We need to do a much better job ensuring that teens who are lesbian, gay, bisexual, transgender or questioning (LGBTQ) are treated equitably by the juvenile justice system.

A report from the Equity Project, tells us that LGBTQ youth are more likely than their heterosexual peers to be placed in a juvenile detention facility. Additionally, Dr. Angela Irvine has found that LGBTQ youth are detained at nearly double the rate of heterosexual teens for status offenses, like skipping school and running away from home. Status offenses are behaviors that constitute a crime merely because the person who engaged in them is not an adult.

Advocates believe this disparity in detention rates is due in part to implicit bias among some police and judicial officers who may feel that these teens would not be safe in the community. Once behind bars, however, they are often anything but safe. The Equity Project found that among LGBTQ youth who were detained, 80 percent reported safety was a major concern for them. Additionally, a 2007 study undertaken by the California Department of Corrections and Rehabilitation showed that gay and transsexual inmates were 15 times more likely to be sexually assaulted while in jail. The Equity Project reports that LGBTQ teens are also regularly placed in isolation, a practice that can have serious impacts on mental health. In fact, the American Academy of Child & Adolescent Psychiatry has found that nearly 62 percent of teens who take their own lives while in detention centers were subjected to solitary confinement.

Families, law enforcement officers, and the judicial system, must all help ensure that LGBTQ youth get the services they need to feel safe in their homes and schools, thus enabling them to avoid status offense behaviors.

In December of last year, the Coalition for Juvenile Justice released the “National Standards for the Care of Youth Charged with Status Offenses.” The Standards include specific recommendations for law enforcement, social service providers, courts and others to effectively address the needs of LGBTQ youth charged with status offenses.

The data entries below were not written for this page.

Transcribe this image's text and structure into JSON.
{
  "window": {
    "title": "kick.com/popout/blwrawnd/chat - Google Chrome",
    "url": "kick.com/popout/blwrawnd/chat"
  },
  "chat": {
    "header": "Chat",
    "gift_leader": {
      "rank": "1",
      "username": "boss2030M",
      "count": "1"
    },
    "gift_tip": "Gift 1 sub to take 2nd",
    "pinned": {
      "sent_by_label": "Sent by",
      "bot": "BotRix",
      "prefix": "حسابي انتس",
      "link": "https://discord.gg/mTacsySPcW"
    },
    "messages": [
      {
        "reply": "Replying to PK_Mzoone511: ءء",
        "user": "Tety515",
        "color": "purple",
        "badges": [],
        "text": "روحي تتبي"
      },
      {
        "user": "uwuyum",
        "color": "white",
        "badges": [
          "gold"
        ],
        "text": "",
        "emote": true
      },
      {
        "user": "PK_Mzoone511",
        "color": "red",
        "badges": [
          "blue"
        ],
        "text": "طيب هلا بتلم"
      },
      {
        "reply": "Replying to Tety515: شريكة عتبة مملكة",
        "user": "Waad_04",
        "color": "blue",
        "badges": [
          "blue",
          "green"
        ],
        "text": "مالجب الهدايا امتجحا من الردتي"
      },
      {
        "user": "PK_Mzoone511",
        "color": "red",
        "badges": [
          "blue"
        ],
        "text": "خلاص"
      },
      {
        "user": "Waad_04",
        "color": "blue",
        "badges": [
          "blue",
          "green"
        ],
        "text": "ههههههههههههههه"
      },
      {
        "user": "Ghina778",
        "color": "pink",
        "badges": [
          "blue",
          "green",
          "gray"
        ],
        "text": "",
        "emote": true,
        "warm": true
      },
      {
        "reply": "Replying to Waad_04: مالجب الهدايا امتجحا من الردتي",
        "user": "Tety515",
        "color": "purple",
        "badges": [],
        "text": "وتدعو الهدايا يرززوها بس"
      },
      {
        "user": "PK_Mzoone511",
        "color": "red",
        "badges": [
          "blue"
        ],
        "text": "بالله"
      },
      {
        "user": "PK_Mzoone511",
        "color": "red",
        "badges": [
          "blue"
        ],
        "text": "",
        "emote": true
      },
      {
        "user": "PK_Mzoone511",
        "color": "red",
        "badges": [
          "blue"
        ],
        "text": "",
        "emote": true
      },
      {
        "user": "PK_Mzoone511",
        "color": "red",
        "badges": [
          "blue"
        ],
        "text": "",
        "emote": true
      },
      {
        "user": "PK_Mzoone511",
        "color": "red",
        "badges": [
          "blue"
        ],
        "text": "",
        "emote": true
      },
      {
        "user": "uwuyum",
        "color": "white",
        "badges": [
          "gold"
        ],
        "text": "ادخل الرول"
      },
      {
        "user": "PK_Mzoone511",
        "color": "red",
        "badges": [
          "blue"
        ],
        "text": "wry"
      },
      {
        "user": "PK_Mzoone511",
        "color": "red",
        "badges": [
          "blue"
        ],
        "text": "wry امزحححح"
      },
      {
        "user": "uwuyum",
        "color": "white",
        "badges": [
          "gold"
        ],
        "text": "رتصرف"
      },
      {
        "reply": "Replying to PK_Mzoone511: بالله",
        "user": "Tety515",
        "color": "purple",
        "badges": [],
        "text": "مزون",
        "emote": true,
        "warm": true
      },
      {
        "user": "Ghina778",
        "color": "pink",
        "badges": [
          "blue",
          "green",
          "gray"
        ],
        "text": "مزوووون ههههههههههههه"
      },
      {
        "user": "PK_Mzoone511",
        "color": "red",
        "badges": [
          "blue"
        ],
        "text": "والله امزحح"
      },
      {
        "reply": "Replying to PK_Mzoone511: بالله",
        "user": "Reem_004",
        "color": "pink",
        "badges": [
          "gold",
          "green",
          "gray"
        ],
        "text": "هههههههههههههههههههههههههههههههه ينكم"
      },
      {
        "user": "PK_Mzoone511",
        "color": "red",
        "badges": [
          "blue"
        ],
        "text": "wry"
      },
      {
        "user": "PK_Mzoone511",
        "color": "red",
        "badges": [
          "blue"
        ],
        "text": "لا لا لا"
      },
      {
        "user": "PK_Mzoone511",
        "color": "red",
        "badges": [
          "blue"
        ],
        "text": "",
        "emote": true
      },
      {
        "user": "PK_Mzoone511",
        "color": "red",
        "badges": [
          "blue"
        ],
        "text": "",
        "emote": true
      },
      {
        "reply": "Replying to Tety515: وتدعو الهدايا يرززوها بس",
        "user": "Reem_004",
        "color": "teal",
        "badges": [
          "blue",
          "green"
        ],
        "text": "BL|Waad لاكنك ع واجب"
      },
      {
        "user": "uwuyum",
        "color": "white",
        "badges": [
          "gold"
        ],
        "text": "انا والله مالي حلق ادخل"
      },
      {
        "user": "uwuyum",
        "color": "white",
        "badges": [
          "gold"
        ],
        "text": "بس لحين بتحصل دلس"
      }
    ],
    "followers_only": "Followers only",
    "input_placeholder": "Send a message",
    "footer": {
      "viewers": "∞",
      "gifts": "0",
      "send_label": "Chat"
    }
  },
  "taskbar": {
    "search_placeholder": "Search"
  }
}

Among the recommendations was recognizing families as allies in the process of identifying and meeting the needs of LGBTQ youth who are system-involved. Recent research by the Family Acceptance Project has found that therapy and counselling services can result in significant improvements, even among families where homophobia and rejection of their child initially existed. This in turn results in better physical and emotional outcomes for LGBTQ youth. The National Standards also encourage providers and families to support youth in their relationships with positive LGBTQ role models.

The Standards further call for providers to:

  • Ensure that LGBTQ youth are connected to affirming social, recreational and spiritual opportunities, and that their confidentiality is respected in this process.

  • Identify when youth are entering the system due to alienation, exclusion, or persecution at home, in foster care or group homes, in the community or at school, due to their sexual orientation or gender identity.

  • Review nationally available best practice standards, and follow a written nondiscrimination and anti-harassment policy.

  • Recognize and acknowledge that prior experiences at home and elsewhere may have been traumatic, and that LGBTQ youth may need support, intervention, or treatment for trauma.

  • Treat all youth, including those who identify as LGBTQ or non-gender conforming, with respect and fairness, and permit them to express their identities.

By using best practices, providing youth with access to appropriate services, and implementing the “National Standards” juvenile justice system stakeholders can help make sure all youth are treated fairly by the juvenile justice system.


This op-ed has been reprinted from Juvenile Justice Information Exchange.

Marie Williams, JD, is Executive Director of the Coalition for Juvenile Justice and leads the organization’s Safety, Opportunity & Success (SOS): Standards of Care for Non-Delinquent Youth Project.



Ellen KahnEllen Kahn, M.S.S., is the director of The Children, Youth and Families Program at the Human Rights Campaign, America’s largest civil rights organization working to achieve lesbian, gay, bisexual and transgender equality.